Somewhat mysteriously, one of the most common search terms that leads to this website is some variant on ‘subway tile.’ It’s not entirely surprising, as I have certainly commented about good tile before, but perhaps it’s time to give the people what they want…
Of course white subway tile is a perennial look for a bathroom, particularly one in an older house. The general pattern of a wainscot of tile, capped with some band of deco pieces, is predictable and timeless all at the same time. What makes me love the bath above, however, was that we used the basic 3×6 tiles in three different ways: up the walls, per usual, vertically in a band between the two blue glass strips; and in a herringbone pattern in the center rug area of the floor. Along with some white pennyrounds, white 6×6 outside of the rug and under the toilet, and the blue glass decos, it all becomes clean, textural, and classic.

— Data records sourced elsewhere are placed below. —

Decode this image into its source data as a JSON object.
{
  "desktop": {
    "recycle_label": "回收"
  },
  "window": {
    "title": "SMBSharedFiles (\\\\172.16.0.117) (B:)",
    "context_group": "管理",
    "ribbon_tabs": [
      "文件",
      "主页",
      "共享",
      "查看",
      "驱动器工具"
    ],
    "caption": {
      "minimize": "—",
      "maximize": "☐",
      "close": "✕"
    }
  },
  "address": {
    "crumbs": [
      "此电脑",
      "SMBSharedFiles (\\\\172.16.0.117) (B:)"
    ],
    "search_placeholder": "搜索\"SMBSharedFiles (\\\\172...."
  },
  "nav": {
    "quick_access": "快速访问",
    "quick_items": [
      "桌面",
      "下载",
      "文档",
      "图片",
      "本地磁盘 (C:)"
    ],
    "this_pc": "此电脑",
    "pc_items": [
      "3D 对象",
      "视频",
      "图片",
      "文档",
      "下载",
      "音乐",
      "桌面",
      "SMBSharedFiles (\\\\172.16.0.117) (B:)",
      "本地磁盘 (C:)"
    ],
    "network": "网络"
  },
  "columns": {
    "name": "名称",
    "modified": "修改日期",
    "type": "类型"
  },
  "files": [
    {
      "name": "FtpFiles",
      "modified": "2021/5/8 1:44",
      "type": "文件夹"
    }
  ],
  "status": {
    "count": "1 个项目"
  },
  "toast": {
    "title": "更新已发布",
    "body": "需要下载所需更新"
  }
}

Another installation of white subway tile and pennyrounds, but in a whole different palette, manages to accomplish the same thing. The tile installer and I quarreled over the grout color on this particular project, as I insisted it needed to be in the same family of brown as the pennyrounds themselves (I think he wanted grey). The pennyrounds run up and around the shower, just out of the frame to the left, with the subway bullnose tile cap around the perimeter. It manages to suit the modern sensibilities of the homeowner (hi, Christie!) and still fit into the 1920s bungalow vibe.
In both of these cases, we went with straight-forward, affordable white tile. We didn’t worry about the fact that modern subway tile, at least the stuff that’s reasonable to purchase, bares only a passing resemblance to the stuff installed in
fine homes earlier last century. The holy grail of subway is (for me at least) the perfectly flat, hairline grout, crackled finish of 1910s bathrooms… and as far as I’m concerned, they don’t make ’em like that anymore.
Recently I’ve been playing more with taking the general rectangle of the subway tile and tweaking it, either in scale, direction, or layout. A number of clients have settled on doing a staggered vertical pattern (the classic subway on its side) which I noticed for the first time on the set of House (happens to be in the morgue, full warning). I especially like this with large rectangles, as it can give some great verticality and height to an otherwise cramped space. Photos when installation is complete!